Working from the outside in: this handsomely designed book in a seven-by-ten-inch format has a consequential heft in the hand and gives pleasure throughout to the eye. The promises made by the physical aesthetics of the book are more than satisfied by Blakely's work within. Cities of Flesh and the Dead, Blakely s third book, is composed of five sections which hold nineteen poems, many of them long and sequenced. Some are in memoriam poems for other poets: Anthony Hecht, Lynda Hull, William Matthews, and Herbert Morris. Because of this, an elegiac tone runs through the book, but it is by no means the only note struck.
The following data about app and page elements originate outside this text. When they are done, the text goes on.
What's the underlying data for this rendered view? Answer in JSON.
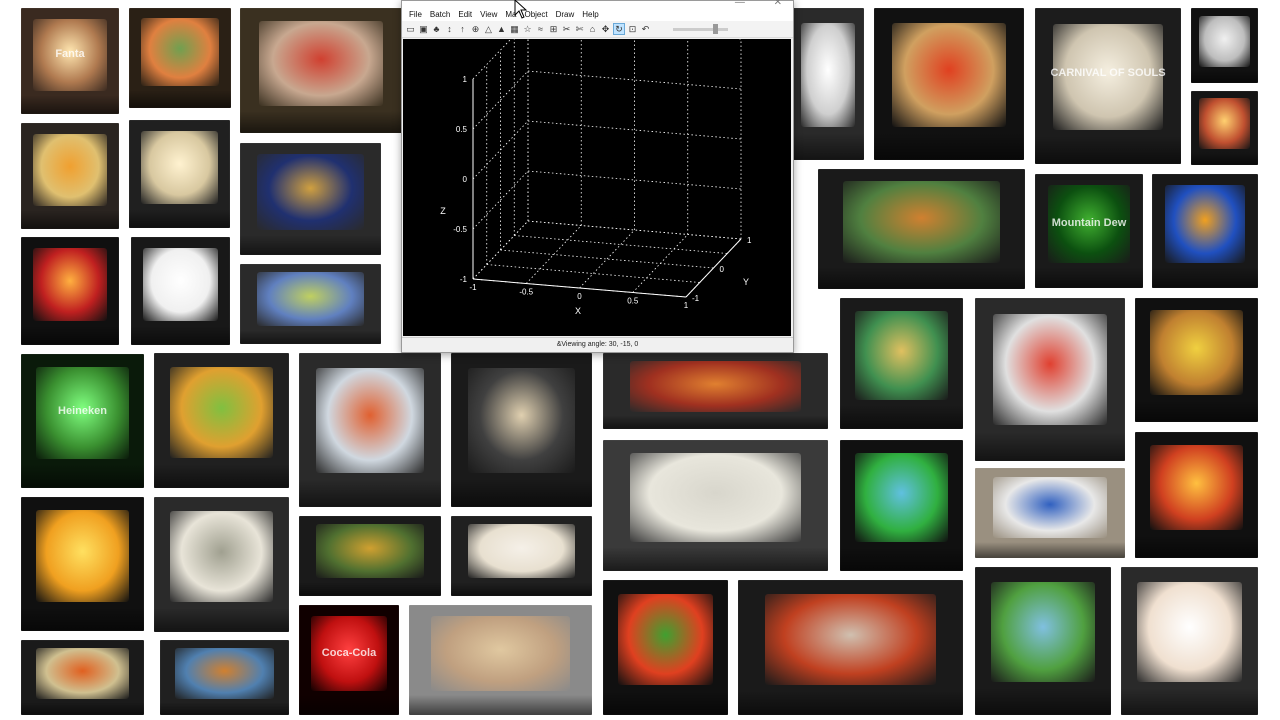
{
  "window": {
    "menus": [
      "File",
      "Batch",
      "Edit",
      "View",
      "Ma",
      "Object",
      "Draw",
      "Help"
    ],
    "controls": [
      "—",
      "✕"
    ],
    "status": "&Viewing angle: 30, -15, 0"
  },
  "toolbar": {
    "icons": [
      "new-icon",
      "save-icon",
      "tree-icon",
      "arrow-icon",
      "pin-icon",
      "mesh-icon",
      "cone-icon",
      "fill-icon",
      "image-icon",
      "star-icon",
      "wave-icon",
      "grid-icon",
      "cut-icon",
      "scissors-icon",
      "shape-icon",
      "move-icon",
      "rotate-icon",
      "zoom-icon",
      "undo-icon"
    ]
  },
  "plot": {
    "zlabel": "Z",
    "xlabel": "X",
    "ylabel": "Y",
    "zticks": [
      "1",
      "0.5",
      "0",
      "-0.5",
      "-1"
    ],
    "xticks": [
      "-1",
      "-0.5",
      "0",
      "0.5",
      "1"
    ],
    "yticks": [
      "1",
      "0",
      "-1"
    ]
  },
  "tiles": [
    {
      "name": "fanta-can-lamp",
      "text": "Fanta"
    },
    {
      "name": "birds-flowers-panel"
    },
    {
      "name": "robins-panel"
    },
    {
      "name": "white-vase-lamp"
    },
    {
      "name": "flowers-cube-lamp"
    },
    {
      "name": "carnival-of-souls-lamp",
      "text": "CARNIVAL OF SOULS"
    },
    {
      "name": "white-cup-lamp"
    },
    {
      "name": "small-cube-lamp"
    },
    {
      "name": "art-tile-lamp"
    },
    {
      "name": "white-fish-lamp"
    },
    {
      "name": "starry-night-panel"
    },
    {
      "name": "kingfishers-panel"
    },
    {
      "name": "mountain-dew-lamp",
      "text": "Mountain Dew"
    },
    {
      "name": "planets-panel"
    },
    {
      "name": "mario-frame-lamp"
    },
    {
      "name": "bottle-lamp"
    },
    {
      "name": "iris-panel"
    },
    {
      "name": "heineken-can-lamp",
      "text": "Heineken"
    },
    {
      "name": "sunflower-cube-lamp"
    },
    {
      "name": "yoshi-frame"
    },
    {
      "name": "dragons-frame"
    },
    {
      "name": "orange-flowers-panel"
    },
    {
      "name": "triangular-lamp"
    },
    {
      "name": "koi-panel"
    },
    {
      "name": "seahorse-panel"
    },
    {
      "name": "butterfly-sunflower-lamp"
    },
    {
      "name": "floral-lineart-panel"
    },
    {
      "name": "forest-panel"
    },
    {
      "name": "figurines"
    },
    {
      "name": "city-map-model"
    },
    {
      "name": "kingfisher-dive-frame"
    },
    {
      "name": "homer-figurine"
    },
    {
      "name": "mario-lamp-2"
    },
    {
      "name": "cube-pendant-lamp"
    },
    {
      "name": "rainbow-panel"
    },
    {
      "name": "coca-cola-can-lamp",
      "text": "Coca-Cola"
    },
    {
      "name": "mona-lisa-heart"
    },
    {
      "name": "mario-yoshi-lamp"
    },
    {
      "name": "spider-panel"
    },
    {
      "name": "birds-garden-panel"
    },
    {
      "name": "cone-shade-lamp"
    }
  ]
}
Part of what we find in poems, we bring there ourselves, but I was struck over and over again by Blakely's balancing: of contemporary and colloquial language and imagery with accomplished use of formal structures and meters; of the self and how it shifts in different settings, at home in the South or, sometimes, strangely more at home abroad; of the tensions and contradictions of family relationships. These poems seem necessary. They have an urgency about them as though the writing of the poem is part of the balancing act of staying alive. Blakely, on the evidence of these poems, is well read and widely traveled, and she has been paying close attention to the world she lives in. To give a laundry list of some of the subjects that appear in her poems: the movie Psycho, violence in Northern Ireland, Jack the Ripper, paintings by deKooning in the Guggenheim, Federico Garcia Lorca, T. S. Eliot and his wife Vivienne, snake handling, Antonioni, Warhol, Aristotle, Gone with the Wind, Anne Sexton, New Orleans, Pee Wee Herman, Leni Riefenstahl, country music, and Caravaggio. There s even a series about Tina Turner, in ten call and response sonnets. In a less confident or mature poet, such variety might come off as faux erudition, but Blakely's accomplishment is to convince this reader that she has internalized each allusion, so that, like the collage art by Peter Goodwin on the cover of her book, it s all connected in her imagination. Because of Blakely's honesty in looking at violence, sexual power dynamics, losses, and existential alienation, her moments of transcendence feel earned. In Home Thoughts from Abroad, a sonnet sequence in ten sections, the speaker in section #2 describes her mother shriek[ing] : I hate babies they mess up your nice things. Yet, in #8, the speaker, now an adult, thinks of her mother, How tired she looks, and worn and asks, God, what forms can / Love take except the smudged, the failed, the human? Another poem, Antidepressive says of a painting ascribed to Caravaggio, Sure, it s just art but suggests that art, in dark times, might be just the thing to pull us through. --Jennifer Horne--Alabama Writers' Association